In the midst of transformation, companies are constantly looking for new ways to meet the expectations of their customers, and to reinvent the way they operate through technology and innovation. In this context, optimizing the digital value chain is a major challenge. It is not just a technical initiative, but an organizational effort that also includes mission, strategy, culture, and operating models.
Today, the digital value chain adds virtual and in-person interactions, so digital leaders value collaboration, innovation, and alignment between business, operations, and information technology to achieve transformative results.
I share five recommendations that enable organizations to create an effective digital value chain:
1. Rethink the value chain from the perspective of stakeholders
Transformation begins with understanding and aligning outcomes required to deliver value to customers or citizens. The simple act of cross-thinking, bringing together different areas – business, operations and information technology – in order to discuss and align your main goal, will itself be transformative. Once the goal is clearly defined, it is up to each area to decide what needs to be done to contribute to the outcome of the whole. What are the inputs, technologies, capabilities and resources needed at each stage of the value chain? How do transitions between different regions occur? What are the basic processes of the organization and what processes can the partners perform or through automation? By breaking down organizational silos and opening new channels of communication, a completely revamped value chain will emerge. Collaboration, innovation, and alignment between business, operations, and information technology will lead to significant transformational results.

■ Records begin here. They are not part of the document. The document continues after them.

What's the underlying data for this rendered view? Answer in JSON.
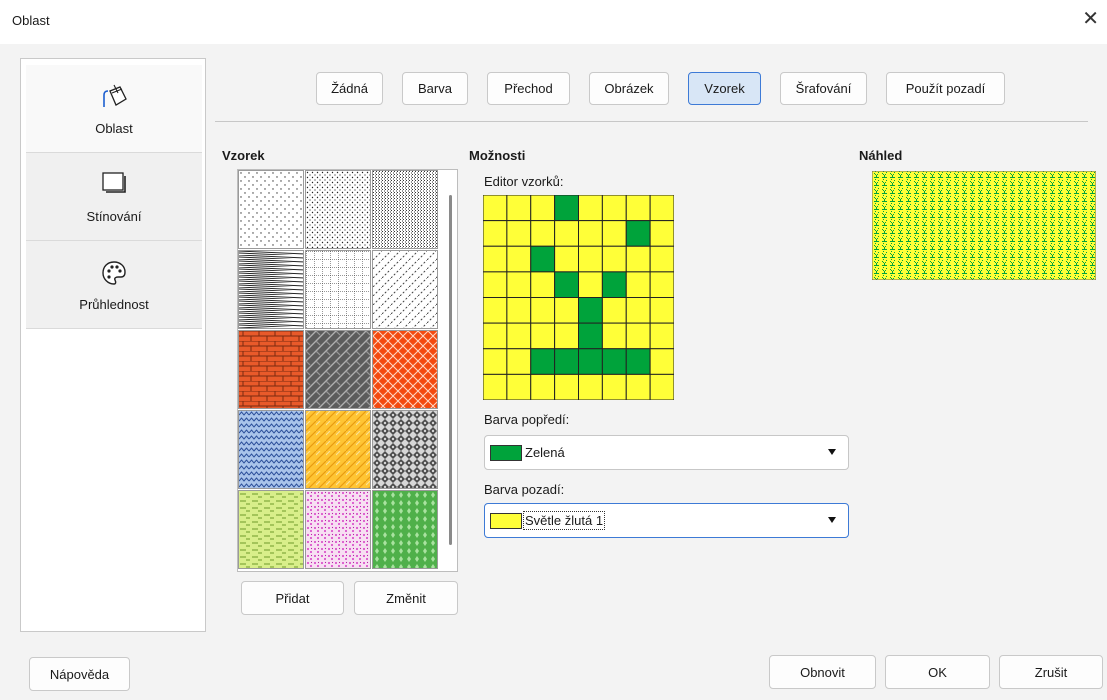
{
  "window": {
    "title": "Oblast",
    "close_glyph": "✕"
  },
  "sidebar": {
    "items": [
      {
        "label": "Oblast",
        "icon": "paint-bucket-icon"
      },
      {
        "label": "Stínování",
        "icon": "shadow-box-icon"
      },
      {
        "label": "Průhlednost",
        "icon": "palette-icon"
      }
    ]
  },
  "tabs": [
    "Žádná",
    "Barva",
    "Přechod",
    "Obrázek",
    "Vzorek",
    "Šrafování",
    "Použít pozadí"
  ],
  "active_tab": "Vzorek",
  "pattern_panel": {
    "heading": "Vzorek",
    "add_label": "Přidat",
    "change_label": "Změnit"
  },
  "options": {
    "heading": "Možnosti",
    "editor_label": "Editor vzorků:",
    "foreground_label": "Barva popředí:",
    "foreground_value": "Zelená",
    "foreground_color": "#00a33b",
    "background_label": "Barva pozadí:",
    "background_value": "Světle žlutá 1",
    "background_color": "#ffff38"
  },
  "pattern_editor": {
    "size": 8,
    "on_cells": [
      [
        0,
        3
      ],
      [
        1,
        6
      ],
      [
        2,
        2
      ],
      [
        3,
        3
      ],
      [
        3,
        5
      ],
      [
        4,
        4
      ],
      [
        5,
        4
      ],
      [
        6,
        2
      ],
      [
        6,
        3
      ],
      [
        6,
        4
      ],
      [
        6,
        5
      ],
      [
        6,
        6
      ]
    ]
  },
  "preview": {
    "heading": "Náhled"
  },
  "footer": {
    "help_label": "Nápověda",
    "reset_label": "Obnovit",
    "ok_label": "OK",
    "cancel_label": "Zrušit"
  },
  "swatches": [
    "dots-sparse-white",
    "dots-medium-white",
    "dots-dense-white",
    "diagonal-lines-dense",
    "grid-small",
    "dashed-diagonal",
    "bricks-orange",
    "weave-gray",
    "tiles-red",
    "zigzag-blue",
    "shingles-yellow",
    "checker-gray",
    "dashes-lime",
    "confetti-magenta",
    "diamonds-green"
  ]
}
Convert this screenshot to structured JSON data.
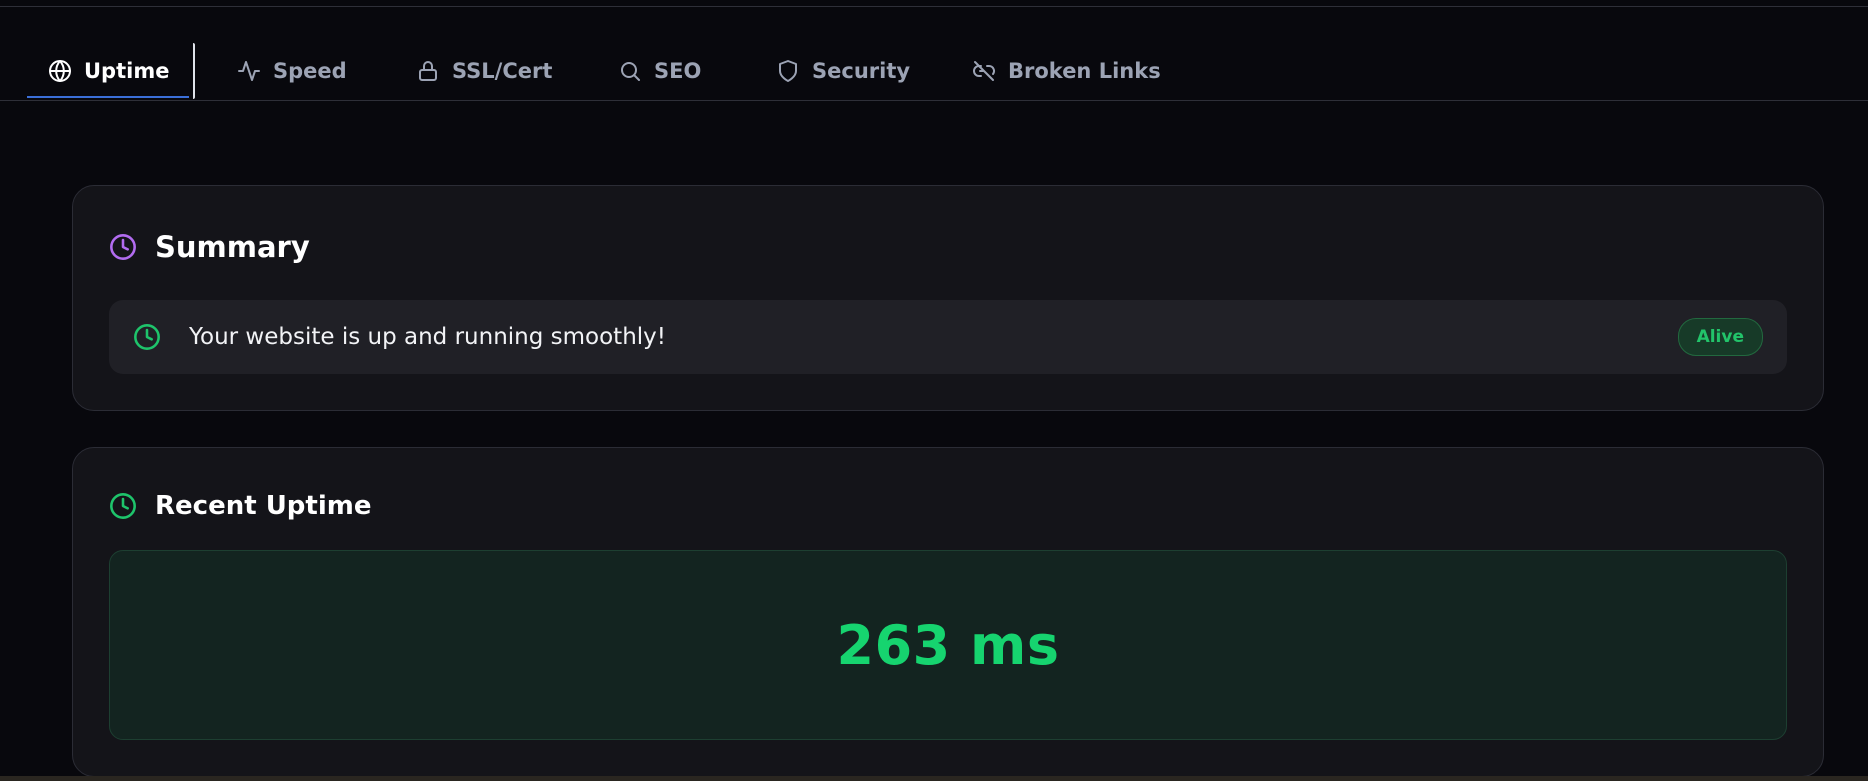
{
  "tabs": [
    {
      "label": "Uptime",
      "icon": "globe-icon",
      "active": true
    },
    {
      "label": "Speed",
      "icon": "activity-icon",
      "active": false
    },
    {
      "label": "SSL/Cert",
      "icon": "lock-icon",
      "active": false
    },
    {
      "label": "SEO",
      "icon": "search-icon",
      "active": false
    },
    {
      "label": "Security",
      "icon": "shield-icon",
      "active": false
    },
    {
      "label": "Broken Links",
      "icon": "unlink-icon",
      "active": false
    }
  ],
  "summary": {
    "title": "Summary",
    "icon": "clock-icon",
    "message": "Your website is up and running smoothly!",
    "status_badge": "Alive"
  },
  "recent_uptime": {
    "title": "Recent Uptime",
    "icon": "clock-icon",
    "response_time": "263 ms"
  },
  "colors": {
    "background": "#08080d",
    "card": "#141419",
    "accent_green": "#16d46f",
    "accent_purple": "#b26cf0",
    "active_tab_underline": "#3b6fd8"
  }
}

2. Unlock the data for a 360-degree view
Collaboration in the digital value chain increases the need to make complex decisions quickly and transparently. However, all too often, leaders do not have access to appropriate contextual information. Traditional value chains tend to “lock” data into functional silos, thus perpetuating decisions that don’t take the big picture into account. Digital leaders manage their companies’ distributed data as a strategic asset, integrating technology such as the Internet of Things (IoT), advanced analytics, artificial intelligence, decision science, and intelligent automation. A common decision-making framework must integrate critical information, business imperatives, and value creation across the entire chain to enable interconnected decision-making.
3. Create a digital ecosystem
Few organizations own and manage all aspects of their value chain. Instead, they build an ecosystem of technology partners who share common values and provide complementary resources, helping them achieve their business goals. In some cases, organizations entrust much of their value chain to partners, so they benefit from greater flexibility and greater access to the right talent at the right time. Creating an effective ecosystem begins with identifying which resources and strategic processes to maintain internally, and which are best supported by specialized partners. In this way, the organization expands its capabilities and offers, ensuring greater efficiency and competitiveness.
4. Analyze how technology is improving your value chain
There are clear strategies for improving or relinquishing non-productive assets in physical supply chains. Numeric value chains should be no exception. When we talk about the role of technology in the digital value chain, organizations need a clear strategy on how to reduce their technical debt. It becomes necessary to update and integrate applications by migrating them, for example, to cloud and XaaS models. It is also critical to enable employees to automate and thus reduce the risk of IT assets limiting overall performance.
5. Protect your digital value chain and stakeholders’ personal data
Optimizing the digital value chain creates a more connected and open ecosystem. At the same time, it necessarily generates complexity due to new cyber risks and threats, the speed and frequency of which are constantly increasing. Just take a look at the latest ransomware attacks, which have caused major disruptions and most likely irreparable damage, involving citizens/clients, production and distribution. Implementing proactive and up-to-date security operations is becoming a business imperative for a real-time view of threats in increasingly complex environments. To get the most value out of data, as it grows exponentially and regulations and penalties increase, it is necessary to identify, classify and protect this data within the organization and across ecosystem partners.
Carlos Gomez, Vice President of Consulting Services, CGI